Claudio Monteverdi is now recognized as the towering figure of a critical transitional moment of Western music history: relentless innovator in every genre within chamber, church and theatre music; self-proclaimed leader of a 'new dispensation' between words and their musical expression; perhaps even 'Creator of Modern Music'. During recent years, as his arrestingly attractive music has been brought back to life in performance, so too have some of the most outstanding musicologists focussed intensely on Monteverdi as they worked through the 'big' questions in the historiography and hermeneutics of early Baroque music, including musical representation of language; compositional theory; social, institutional, cultural and gender history; performance practices and more.
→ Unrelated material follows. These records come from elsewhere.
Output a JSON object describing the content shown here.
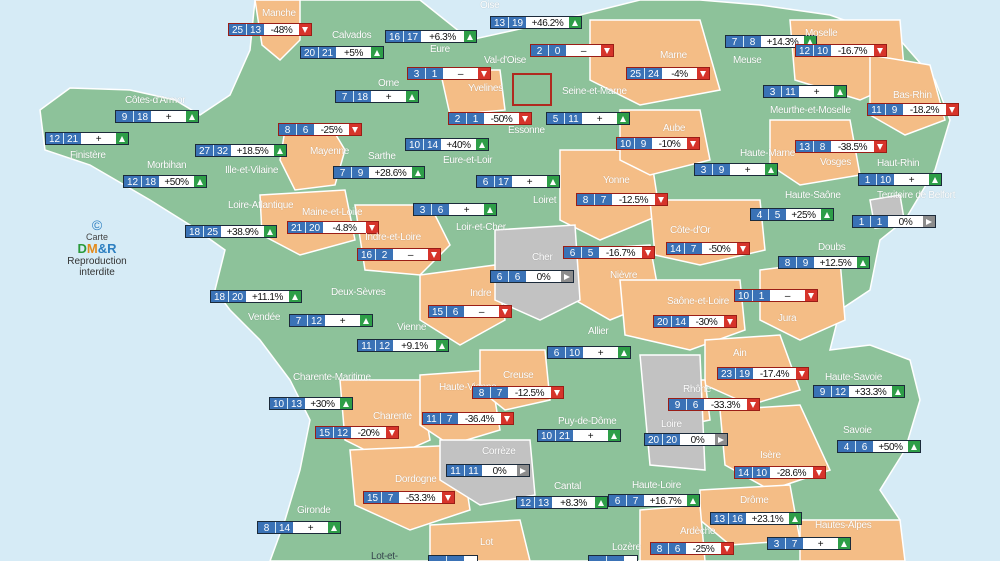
{
  "map": {
    "colors": {
      "sea": "#d6ebf6",
      "green": "#8dc29a",
      "orange": "#f4bd86",
      "gray": "#c2c2c2",
      "border": "#ffffff",
      "counts": "#3a72b6",
      "up": "#2e9e48",
      "down": "#d6342b",
      "flat": "#8c8c8c"
    },
    "logo": {
      "copyright": "©",
      "carte": "Carte",
      "brand_d": "D",
      "brand_m": "M",
      "brand_r": "&R",
      "reproduction": "Reproduction",
      "interdite": "interdite"
    },
    "departments": [
      {
        "name": "Manche",
        "a": "25",
        "b": "13",
        "pct": "-48%",
        "trend": "down"
      },
      {
        "name": "Calvados",
        "a": "20",
        "b": "21",
        "pct": "+5%",
        "trend": "up"
      },
      {
        "name": "Eure",
        "a": "16",
        "b": "17",
        "pct": "+6.3%",
        "trend": "up"
      },
      {
        "name": "Oise",
        "a": "13",
        "b": "19",
        "pct": "+46.2%",
        "trend": "up"
      },
      {
        "name": "Val-d'Oise",
        "a": "2",
        "b": "0",
        "pct": "–",
        "trend": "down"
      },
      {
        "name": "Yvelines",
        "a": "3",
        "b": "1",
        "pct": "–",
        "trend": "down"
      },
      {
        "name": "Essonne",
        "a": "2",
        "b": "1",
        "pct": "-50%",
        "trend": "down"
      },
      {
        "name": "Seine-et-Marne",
        "a": "5",
        "b": "11",
        "pct": "+",
        "trend": "up"
      },
      {
        "name": "Marne",
        "a": "25",
        "b": "24",
        "pct": "-4%",
        "trend": "down"
      },
      {
        "name": "Meuse",
        "a": "7",
        "b": "8",
        "pct": "+14.3%",
        "trend": "up"
      },
      {
        "name": "Moselle",
        "a": "12",
        "b": "10",
        "pct": "-16.7%",
        "trend": "down"
      },
      {
        "name": "Bas-Rhin",
        "a": "11",
        "b": "9",
        "pct": "-18.2%",
        "trend": "down"
      },
      {
        "name": "Meurthe-et-Moselle",
        "a": "3",
        "b": "11",
        "pct": "+",
        "trend": "up"
      },
      {
        "name": "Côtes-d'Armor",
        "a": "9",
        "b": "18",
        "pct": "+",
        "trend": "up"
      },
      {
        "name": "Finistère",
        "a": "12",
        "b": "21",
        "pct": "+",
        "trend": "up"
      },
      {
        "name": "Morbihan",
        "a": "12",
        "b": "18",
        "pct": "+50%",
        "trend": "up"
      },
      {
        "name": "Ille-et-Vilaine",
        "a": "27",
        "b": "32",
        "pct": "+18.5%",
        "trend": "up"
      },
      {
        "name": "Orne",
        "a": "7",
        "b": "18",
        "pct": "+",
        "trend": "up"
      },
      {
        "name": "Mayenne",
        "a": "8",
        "b": "6",
        "pct": "-25%",
        "trend": "down"
      },
      {
        "name": "Sarthe",
        "a": "7",
        "b": "9",
        "pct": "+28.6%",
        "trend": "up"
      },
      {
        "name": "Eure-et-Loir",
        "a": "10",
        "b": "14",
        "pct": "+40%",
        "trend": "up"
      },
      {
        "name": "Aube",
        "a": "10",
        "b": "9",
        "pct": "-10%",
        "trend": "down"
      },
      {
        "name": "Haute-Marne",
        "a": "3",
        "b": "9",
        "pct": "+",
        "trend": "up"
      },
      {
        "name": "Vosges",
        "a": "13",
        "b": "8",
        "pct": "-38.5%",
        "trend": "down"
      },
      {
        "name": "Haut-Rhin",
        "a": "1",
        "b": "10",
        "pct": "+",
        "trend": "up"
      },
      {
        "name": "Loiret",
        "a": "6",
        "b": "17",
        "pct": "+",
        "trend": "up"
      },
      {
        "name": "Yonne",
        "a": "8",
        "b": "7",
        "pct": "-12.5%",
        "trend": "down"
      },
      {
        "name": "Haute-Saône",
        "a": "4",
        "b": "5",
        "pct": "+25%",
        "trend": "up"
      },
      {
        "name": "Territoire de Belfort",
        "a": "1",
        "b": "1",
        "pct": "0%",
        "trend": "flat"
      },
      {
        "name": "Loire-Atlantique",
        "a": "18",
        "b": "25",
        "pct": "+38.9%",
        "trend": "up"
      },
      {
        "name": "Maine-et-Loire",
        "a": "21",
        "b": "20",
        "pct": "-4.8%",
        "trend": "down"
      },
      {
        "name": "Loir-et-Cher",
        "a": "3",
        "b": "6",
        "pct": "+",
        "trend": "up"
      },
      {
        "name": "Indre-et-Loire",
        "a": "16",
        "b": "2",
        "pct": "–",
        "trend": "down"
      },
      {
        "name": "Cher",
        "a": "6",
        "b": "6",
        "pct": "0%",
        "trend": "flat"
      },
      {
        "name": "Nièvre",
        "a": "6",
        "b": "5",
        "pct": "-16.7%",
        "trend": "down"
      },
      {
        "name": "Côte-d'Or",
        "a": "14",
        "b": "7",
        "pct": "-50%",
        "trend": "down"
      },
      {
        "name": "Doubs",
        "a": "8",
        "b": "9",
        "pct": "+12.5%",
        "trend": "up"
      },
      {
        "name": "Vendée",
        "a": "18",
        "b": "20",
        "pct": "+11.1%",
        "trend": "up"
      },
      {
        "name": "Deux-Sèvres",
        "a": "7",
        "b": "12",
        "pct": "+",
        "trend": "up"
      },
      {
        "name": "Indre",
        "a": "15",
        "b": "6",
        "pct": "–",
        "trend": "down"
      },
      {
        "name": "Saône-et-Loire",
        "a": "20",
        "b": "14",
        "pct": "-30%",
        "trend": "down"
      },
      {
        "name": "Jura",
        "a": "10",
        "b": "1",
        "pct": "–",
        "trend": "down"
      },
      {
        "name": "Vienne",
        "a": "11",
        "b": "12",
        "pct": "+9.1%",
        "trend": "up"
      },
      {
        "name": "Allier",
        "a": "6",
        "b": "10",
        "pct": "+",
        "trend": "up"
      },
      {
        "name": "Ain",
        "a": "23",
        "b": "19",
        "pct": "-17.4%",
        "trend": "down"
      },
      {
        "name": "Haute-Savoie",
        "a": "9",
        "b": "12",
        "pct": "+33.3%",
        "trend": "up"
      },
      {
        "name": "Charente-Maritime",
        "a": "10",
        "b": "13",
        "pct": "+30%",
        "trend": "up"
      },
      {
        "name": "Charente",
        "a": "15",
        "b": "12",
        "pct": "-20%",
        "trend": "down"
      },
      {
        "name": "Haute-Vienne",
        "a": "11",
        "b": "7",
        "pct": "-36.4%",
        "trend": "down"
      },
      {
        "name": "Creuse",
        "a": "8",
        "b": "7",
        "pct": "-12.5%",
        "trend": "down"
      },
      {
        "name": "Rhône",
        "a": "9",
        "b": "6",
        "pct": "-33.3%",
        "trend": "down"
      },
      {
        "name": "Puy-de-Dôme",
        "a": "10",
        "b": "21",
        "pct": "+",
        "trend": "up"
      },
      {
        "name": "Loire",
        "a": "20",
        "b": "20",
        "pct": "0%",
        "trend": "flat"
      },
      {
        "name": "Savoie",
        "a": "4",
        "b": "6",
        "pct": "+50%",
        "trend": "up"
      },
      {
        "name": "Corrèze",
        "a": "11",
        "b": "11",
        "pct": "0%",
        "trend": "flat"
      },
      {
        "name": "Isère",
        "a": "14",
        "b": "10",
        "pct": "-28.6%",
        "trend": "down"
      },
      {
        "name": "Dordogne",
        "a": "15",
        "b": "7",
        "pct": "-53.3%",
        "trend": "down"
      },
      {
        "name": "Cantal",
        "a": "12",
        "b": "13",
        "pct": "+8.3%",
        "trend": "up"
      },
      {
        "name": "Haute-Loire",
        "a": "6",
        "b": "7",
        "pct": "+16.7%",
        "trend": "up"
      },
      {
        "name": "Drôme",
        "a": "13",
        "b": "16",
        "pct": "+23.1%",
        "trend": "up"
      },
      {
        "name": "Gironde",
        "a": "8",
        "b": "14",
        "pct": "+",
        "trend": "up"
      },
      {
        "name": "Ardèche",
        "a": "8",
        "b": "6",
        "pct": "-25%",
        "trend": "down"
      },
      {
        "name": "Hautes-Alpes",
        "a": "3",
        "b": "7",
        "pct": "+",
        "trend": "up"
      },
      {
        "name": "Lot",
        "a": "",
        "b": "",
        "pct": "",
        "trend": ""
      },
      {
        "name": "Lot-et-",
        "a": "",
        "b": "",
        "pct": "",
        "trend": ""
      },
      {
        "name": "Lozère",
        "a": "",
        "b": "",
        "pct": "",
        "trend": ""
      }
    ]
  }
}
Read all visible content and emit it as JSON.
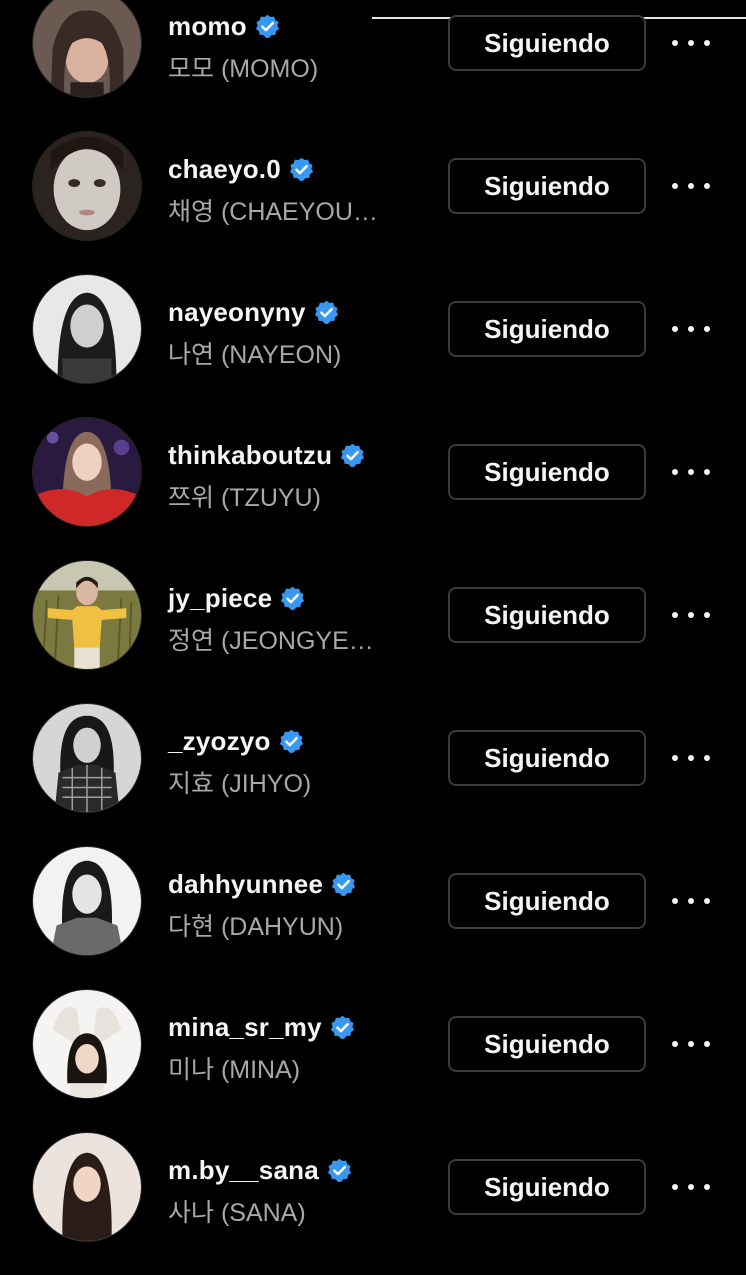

The 17 articles in this volume have been selected by Richard Wistreich to exemplify the best scholarship in English and because each, in retrospect, turns out to have been a ground-breaking contribution to one or more significant strands in Monteverdi studies.
Table of Contents
Contents: Introduction; Part I Text and Music: Monteverdi's poetic choices, Nino Pirrotta; Madrigal, monody, and Monteverdi's 'via naturale alla immitatione', Gary Tomlinson; Monteverdi's mimetic art: 'L'incoronazione di Poppea', Ellen Rosand; Resemblance and representation: towards a new aesthetic in the music of Monteverdi, Tim Carter. Part II Theory and Genre: Artusi, Monteverdi, and the poetics of modern music, Tim Carter; Gendering modern music: thoughts on the Monteverdi-Artusi controversy, Suzanne G. Cusick; Claudio Monteverdi's Ordine novo, bello et gustevole: the canzonetta as dramatic module and formal archetype, Massimo Ossi; Monteverdi's three genera: a study in terminology, Barbara Russano Hanning. Part III Criticism, Analysis and History: Constructions of gender in Monteverdi's dramatic music, Susan McClary; The Platonic agenda of Monteverdi’s Seconda Pratica: a case study from the 8th Book of Madrigals, Geoffrey Chew; Monteverdi, two sonnets and a letter, Anthony Pryer; Tacitus incognito: opera as history in L'incoronazione di Poppea, Wendy Heller. Part IV Institutional, Source and Performance Issues: Musicians at the court of Mantua during Monteverdi's time: evidence from the payrolls, Susan Parisi; Monteverdi's Mantuan 'Orfeo': some new documentation, Iain Fenlon; Transposition in Monteverdi's Vespers of 1610: an 'aberration' defended, Andrew Parrott; La Poppea Impasticciata or, who wrote the music to L'incoronazione (1643)?, Alan Curtis; Monteverdi's 'Mass of Thanksgiving' revisited, Jeffrey G. Kurtzman; Name index.
Richard Wistreich, Director of Research, Royal College of Music, London, UK